» **WORK TO BE COMPLETED**: Look through the material beneath and copy each line with the word "World".
INPUT RECORDS START
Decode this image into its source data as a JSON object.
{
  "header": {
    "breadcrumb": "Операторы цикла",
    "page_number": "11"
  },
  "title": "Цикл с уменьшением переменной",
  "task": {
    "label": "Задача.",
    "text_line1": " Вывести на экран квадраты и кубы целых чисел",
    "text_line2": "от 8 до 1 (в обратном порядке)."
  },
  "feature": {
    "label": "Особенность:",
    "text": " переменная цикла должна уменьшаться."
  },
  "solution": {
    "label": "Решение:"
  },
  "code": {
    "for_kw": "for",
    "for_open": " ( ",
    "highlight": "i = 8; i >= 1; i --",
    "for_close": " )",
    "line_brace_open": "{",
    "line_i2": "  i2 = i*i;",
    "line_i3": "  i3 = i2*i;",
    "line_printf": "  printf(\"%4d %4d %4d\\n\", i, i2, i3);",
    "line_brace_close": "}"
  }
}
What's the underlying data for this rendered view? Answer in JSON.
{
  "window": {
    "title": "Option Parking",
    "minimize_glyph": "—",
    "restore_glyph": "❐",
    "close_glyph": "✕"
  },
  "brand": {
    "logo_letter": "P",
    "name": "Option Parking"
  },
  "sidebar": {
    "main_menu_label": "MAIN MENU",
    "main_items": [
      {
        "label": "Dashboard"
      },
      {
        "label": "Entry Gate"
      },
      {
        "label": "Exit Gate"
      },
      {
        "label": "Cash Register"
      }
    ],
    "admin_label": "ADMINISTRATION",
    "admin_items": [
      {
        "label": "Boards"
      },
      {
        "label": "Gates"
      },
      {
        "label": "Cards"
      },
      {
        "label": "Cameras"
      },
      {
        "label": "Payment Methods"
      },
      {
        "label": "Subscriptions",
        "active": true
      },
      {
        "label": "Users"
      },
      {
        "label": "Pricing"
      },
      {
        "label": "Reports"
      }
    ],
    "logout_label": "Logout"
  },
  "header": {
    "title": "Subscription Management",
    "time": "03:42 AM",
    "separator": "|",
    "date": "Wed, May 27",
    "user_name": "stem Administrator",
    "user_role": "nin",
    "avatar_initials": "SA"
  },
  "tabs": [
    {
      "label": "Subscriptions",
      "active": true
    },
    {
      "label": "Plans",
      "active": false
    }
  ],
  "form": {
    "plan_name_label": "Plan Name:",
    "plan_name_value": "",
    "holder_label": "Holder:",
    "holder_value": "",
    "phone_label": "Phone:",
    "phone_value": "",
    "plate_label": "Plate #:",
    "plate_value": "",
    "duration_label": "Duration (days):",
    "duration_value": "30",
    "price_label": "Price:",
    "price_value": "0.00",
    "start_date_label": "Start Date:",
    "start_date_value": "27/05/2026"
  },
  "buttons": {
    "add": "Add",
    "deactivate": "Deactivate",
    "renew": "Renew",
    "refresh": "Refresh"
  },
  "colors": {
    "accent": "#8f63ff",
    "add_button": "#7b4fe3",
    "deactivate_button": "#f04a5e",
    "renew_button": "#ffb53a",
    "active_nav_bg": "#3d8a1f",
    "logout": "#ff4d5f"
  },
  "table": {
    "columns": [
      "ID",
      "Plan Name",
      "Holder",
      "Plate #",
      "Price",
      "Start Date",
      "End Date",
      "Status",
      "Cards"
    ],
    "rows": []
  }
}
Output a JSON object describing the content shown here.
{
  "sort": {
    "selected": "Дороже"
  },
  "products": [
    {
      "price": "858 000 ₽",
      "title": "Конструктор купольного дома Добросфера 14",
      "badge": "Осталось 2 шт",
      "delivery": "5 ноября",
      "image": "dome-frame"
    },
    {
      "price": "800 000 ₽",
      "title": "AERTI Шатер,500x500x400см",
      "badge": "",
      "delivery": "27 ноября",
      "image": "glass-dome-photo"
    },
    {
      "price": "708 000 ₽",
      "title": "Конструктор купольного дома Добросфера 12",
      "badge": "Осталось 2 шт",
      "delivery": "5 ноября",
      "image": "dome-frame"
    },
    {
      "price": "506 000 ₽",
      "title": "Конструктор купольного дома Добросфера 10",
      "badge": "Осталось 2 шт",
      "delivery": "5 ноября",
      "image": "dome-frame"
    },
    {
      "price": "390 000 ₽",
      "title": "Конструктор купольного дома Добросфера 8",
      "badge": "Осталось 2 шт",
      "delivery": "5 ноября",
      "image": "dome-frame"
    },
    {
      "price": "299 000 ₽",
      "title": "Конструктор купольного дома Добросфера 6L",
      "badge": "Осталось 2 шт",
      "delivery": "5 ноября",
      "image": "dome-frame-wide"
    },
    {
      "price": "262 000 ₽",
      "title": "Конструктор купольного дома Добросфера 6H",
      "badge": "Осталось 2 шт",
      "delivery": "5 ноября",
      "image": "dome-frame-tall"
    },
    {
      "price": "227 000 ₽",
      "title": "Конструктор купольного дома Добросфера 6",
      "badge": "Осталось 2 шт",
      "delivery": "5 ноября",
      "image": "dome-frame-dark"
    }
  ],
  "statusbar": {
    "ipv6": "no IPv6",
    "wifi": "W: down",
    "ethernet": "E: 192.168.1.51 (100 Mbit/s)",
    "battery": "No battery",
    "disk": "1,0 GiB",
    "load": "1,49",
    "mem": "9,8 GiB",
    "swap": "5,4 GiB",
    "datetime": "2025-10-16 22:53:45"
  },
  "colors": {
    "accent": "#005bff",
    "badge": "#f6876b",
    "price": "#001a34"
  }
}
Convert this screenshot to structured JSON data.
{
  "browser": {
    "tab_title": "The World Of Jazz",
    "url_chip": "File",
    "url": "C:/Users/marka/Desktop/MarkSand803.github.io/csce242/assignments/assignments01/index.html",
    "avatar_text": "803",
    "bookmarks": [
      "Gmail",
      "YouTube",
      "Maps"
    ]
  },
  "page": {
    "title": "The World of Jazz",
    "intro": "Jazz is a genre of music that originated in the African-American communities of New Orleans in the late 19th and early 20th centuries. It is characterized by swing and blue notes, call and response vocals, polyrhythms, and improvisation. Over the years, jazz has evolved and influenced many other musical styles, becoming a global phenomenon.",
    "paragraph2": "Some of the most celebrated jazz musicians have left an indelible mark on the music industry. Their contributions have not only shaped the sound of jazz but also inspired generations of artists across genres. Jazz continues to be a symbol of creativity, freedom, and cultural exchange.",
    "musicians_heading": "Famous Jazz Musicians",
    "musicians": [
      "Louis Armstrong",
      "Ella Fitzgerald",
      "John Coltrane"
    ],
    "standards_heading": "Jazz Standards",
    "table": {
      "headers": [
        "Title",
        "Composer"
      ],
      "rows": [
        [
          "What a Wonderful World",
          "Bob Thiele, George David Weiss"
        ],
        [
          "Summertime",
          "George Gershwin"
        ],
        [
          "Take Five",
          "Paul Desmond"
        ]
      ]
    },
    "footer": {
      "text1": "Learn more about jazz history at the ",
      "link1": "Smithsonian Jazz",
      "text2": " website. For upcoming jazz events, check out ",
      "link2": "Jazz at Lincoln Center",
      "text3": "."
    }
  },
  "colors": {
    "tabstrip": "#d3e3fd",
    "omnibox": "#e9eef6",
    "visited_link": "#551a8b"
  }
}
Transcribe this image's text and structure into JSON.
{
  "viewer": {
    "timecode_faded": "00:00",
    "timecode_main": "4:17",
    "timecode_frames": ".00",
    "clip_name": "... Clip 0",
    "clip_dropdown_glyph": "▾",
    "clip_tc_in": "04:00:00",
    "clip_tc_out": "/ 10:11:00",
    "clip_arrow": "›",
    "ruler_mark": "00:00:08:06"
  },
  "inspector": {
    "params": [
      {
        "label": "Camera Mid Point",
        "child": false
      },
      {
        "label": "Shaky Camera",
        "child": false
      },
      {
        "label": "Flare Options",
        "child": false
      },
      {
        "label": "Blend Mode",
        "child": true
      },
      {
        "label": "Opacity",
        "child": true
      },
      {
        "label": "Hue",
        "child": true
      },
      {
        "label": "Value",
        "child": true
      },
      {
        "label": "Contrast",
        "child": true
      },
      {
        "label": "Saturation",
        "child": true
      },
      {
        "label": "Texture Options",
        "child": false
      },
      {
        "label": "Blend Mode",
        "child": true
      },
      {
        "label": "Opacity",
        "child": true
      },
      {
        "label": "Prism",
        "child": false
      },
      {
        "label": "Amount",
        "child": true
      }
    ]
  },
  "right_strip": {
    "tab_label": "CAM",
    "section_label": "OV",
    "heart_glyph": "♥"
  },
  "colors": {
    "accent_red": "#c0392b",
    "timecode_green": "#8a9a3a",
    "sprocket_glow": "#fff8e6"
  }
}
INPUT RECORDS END
» **OUTPUT FOR THIS TASK**:
    "tab_title": "The World Of Jazz",
    "title": "The World of Jazz",
          "What a Wonderful World",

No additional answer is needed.